Inland Revenue changes could turn the current system on its head, either with a single rate based on smaller cars or by paying more to drivers of smaller cars and less to drivers of larger cars.
Any changes could have serious consequences for cash-for-car drivers, whose calculations of whether it is worth opting out of a company car include money from reimbursement for their business mileage.
Mary Braim, policy adviser on transport benefits at the Inland Revenue, and a member of the steering committee on the study, said: 'Depending on the measures we want to get, we are likely to opt for a very simple system. In future a nice way to be able to go would be the use of CO2-based rates.'
The Department of the Environment, Transport and the Regions has commissioned international consultancy MVA in association with the Institute of Employment Studies to evaluate current and future use of the rates. More than 400 fleets throughout the country will be surveyed to assess their approach to repaying staff for business mileage in private cars. It will also assess the scope for changing business travel behaviour through different forms of charges. The study will first aim to provide some exact figures on the use of private cars by company employees and how closely the companies follow the authorised mileage rates.

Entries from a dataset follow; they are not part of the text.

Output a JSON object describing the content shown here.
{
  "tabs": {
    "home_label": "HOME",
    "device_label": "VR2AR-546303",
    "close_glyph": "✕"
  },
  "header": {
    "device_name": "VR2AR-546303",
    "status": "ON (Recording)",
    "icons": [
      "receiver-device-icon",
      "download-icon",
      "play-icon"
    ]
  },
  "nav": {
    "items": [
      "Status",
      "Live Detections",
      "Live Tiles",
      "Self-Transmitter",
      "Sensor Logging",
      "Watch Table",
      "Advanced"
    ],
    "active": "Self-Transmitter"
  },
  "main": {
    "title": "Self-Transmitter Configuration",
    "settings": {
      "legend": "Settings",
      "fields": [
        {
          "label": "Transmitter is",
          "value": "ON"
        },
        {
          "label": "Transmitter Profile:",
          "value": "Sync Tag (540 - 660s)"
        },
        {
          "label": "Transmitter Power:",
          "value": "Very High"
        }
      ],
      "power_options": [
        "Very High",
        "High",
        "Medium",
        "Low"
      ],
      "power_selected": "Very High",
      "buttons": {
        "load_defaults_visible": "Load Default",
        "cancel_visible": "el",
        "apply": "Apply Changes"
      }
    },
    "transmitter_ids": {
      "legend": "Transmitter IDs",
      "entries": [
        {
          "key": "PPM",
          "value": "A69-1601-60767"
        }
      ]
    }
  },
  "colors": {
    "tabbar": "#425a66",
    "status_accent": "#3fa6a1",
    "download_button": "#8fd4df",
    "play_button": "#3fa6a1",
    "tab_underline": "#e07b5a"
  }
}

Martin Dix, project co-ordinator for the MVA, said: 'Anecdotal evidence suggests that high business mileage allowances can encourage some employees to drive further on business, potentially causing more congestion and pollution. We want to explore the effect of hypothetical changes in policy and these will by guided by the initial research we are doing.'